Sungura music maestro, Alick Macheso, who has bounced back on stage after a two-year break due to the Covid-19-induced lockdown, recently opened up on the motivation and meaning behind one of his latest songs, “Nguva Yatiri”, off his upcoming seven-track album.
The Orchestra Mberikwazvo Band front-man and Zimbabwe Red Cross Society humanitarian ambassador, who said he gained about 10kg owing to idleness during the lockdown, told The Herald that his songs were social commentaries that often foretold upcoming events.
“I have observed that many fans paid attention to the lyrics of my new song, ‘Nguva Yatiri’. I traditionally drop new songs when I see our fans dancing to songs like ‘Charakupa,”’ Macheso said.
“Nguva Yatiri’ is one of the seven songs on Macheso’s forthcoming album that is set to be released before the end of the year. The song’s lyrics seem to be influenced by the impact of Covid-19 on all spheres of life.
“Hence, the authorities’ intervention to curb the pandemic’s spread.
Yes, the song is addressing the present situation, this Covid-19 era, but I came up with it long back. Many years have since passed,” revealed Macheso.
“I was highlighting the many life issues we often come across, which include obstacles to fellowship across the world.”
The sungura legend, who thrilled his legion of fans last Sunday at Jongwe Corner in Hatfield, Harare, said had it not been for language barriers, his songs would carry powerful messages to the entire world.
“That is why you see there are rich, poor and vulnerable people in each and every community of this earth. What this means is that my songs also appeal to global audiences, because they address all these social classes through the Shona language,” he added.
“At times, the songs often go ahead of time.”
Macheso gave an example of the song “Raramiro”, which he released in 1999, and some of whose lyrics go:
“Raramiro yenyu iyi vana mukoma navana sisi. Baba, tinokumbira nunuro,
Ipaiwo zano kuvarapi, vawane mushonga.”
“You see, today the whole world is asking God, Mwari, for this Covid-19 disease’s cure, but I composed and released the song long back. Today it is squarely defining the pandemic’s story as Covid-19 has locked us indoors since last year.

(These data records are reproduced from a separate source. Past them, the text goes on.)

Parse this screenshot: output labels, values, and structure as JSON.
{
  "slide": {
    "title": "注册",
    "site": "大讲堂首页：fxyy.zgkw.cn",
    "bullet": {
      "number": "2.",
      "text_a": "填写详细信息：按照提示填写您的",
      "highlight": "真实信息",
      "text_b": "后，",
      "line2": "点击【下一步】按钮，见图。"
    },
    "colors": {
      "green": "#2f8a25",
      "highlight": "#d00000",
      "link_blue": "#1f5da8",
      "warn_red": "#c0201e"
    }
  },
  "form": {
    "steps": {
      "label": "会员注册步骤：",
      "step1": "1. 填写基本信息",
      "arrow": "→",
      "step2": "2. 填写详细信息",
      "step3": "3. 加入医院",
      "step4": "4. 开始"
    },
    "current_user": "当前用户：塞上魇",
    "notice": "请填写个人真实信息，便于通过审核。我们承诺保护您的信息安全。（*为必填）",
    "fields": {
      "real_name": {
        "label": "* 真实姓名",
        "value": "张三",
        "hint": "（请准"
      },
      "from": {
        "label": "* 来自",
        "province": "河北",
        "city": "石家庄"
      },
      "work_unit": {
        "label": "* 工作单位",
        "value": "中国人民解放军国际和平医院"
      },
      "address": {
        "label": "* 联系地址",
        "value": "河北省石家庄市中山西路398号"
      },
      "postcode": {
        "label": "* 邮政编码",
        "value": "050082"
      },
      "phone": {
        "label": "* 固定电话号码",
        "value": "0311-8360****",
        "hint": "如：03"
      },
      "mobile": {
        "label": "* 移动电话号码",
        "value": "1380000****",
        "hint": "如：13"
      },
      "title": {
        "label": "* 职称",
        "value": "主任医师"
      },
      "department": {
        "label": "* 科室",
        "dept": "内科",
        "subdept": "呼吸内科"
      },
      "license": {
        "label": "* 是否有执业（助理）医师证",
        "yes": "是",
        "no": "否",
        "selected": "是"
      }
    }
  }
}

“So, I compose my songs basing on our daily experiences, because Alick Macheso is a brand, and Orchestra Mberikwazvo Band is an international group whose sungura trademark has put Zimbabwe’s arts and culture industry, on the map,” the crooner said.
He said his lyrics and sound are inspired by people’s daily lives, as they rebuke, advise, entertain, inform and remind each other of their experiences through music.
Macheso thanked the Government for its timely response to the coronavirus, and allowing artistes to resume live performances under strict protocols.
He urged fellow artistes and stakeholders in the entertainment sector to adhere to World Health Organisation (WHO) regulations as spelt out by health authorities.
“Fellow artistes and venue owners, let us be slaves to the WHO regulations and our local health authorities’ protocols against the Covid-19 pandemic. It is for our good and all future generations. Let us always sanitise and check temperatures at our entrances,” he said.
Macheso also divulged how he gained about 10kg due to idleness during the lockdown.
He, however, declared that he would burn the extra fat on stage, which he calls his gym.
“During the Covid-19-induced lockdown, I was at home. I was shuttling between my Harare home and my farm in Chivhu. I would make sure that from home I get into my car, then disembark, hop into my farmhouse and back,” he said.
“I have gained 10kg more, and I attribute it to my idleness during the lockdown. However, the stage is a gym on its own where we will be burning up fat.”
Macheso said that he would often go to the farm to slaughter cattle and fetch maize meal for his band members and family.
Businessman and music promoter, Derick Nyekete paid tribute to Macheso for acknowledging him on the song, “Chengetai”.
Nyekete implored parents not to leave children alone, or send them on errands at night or across flooded rivers and up mountains.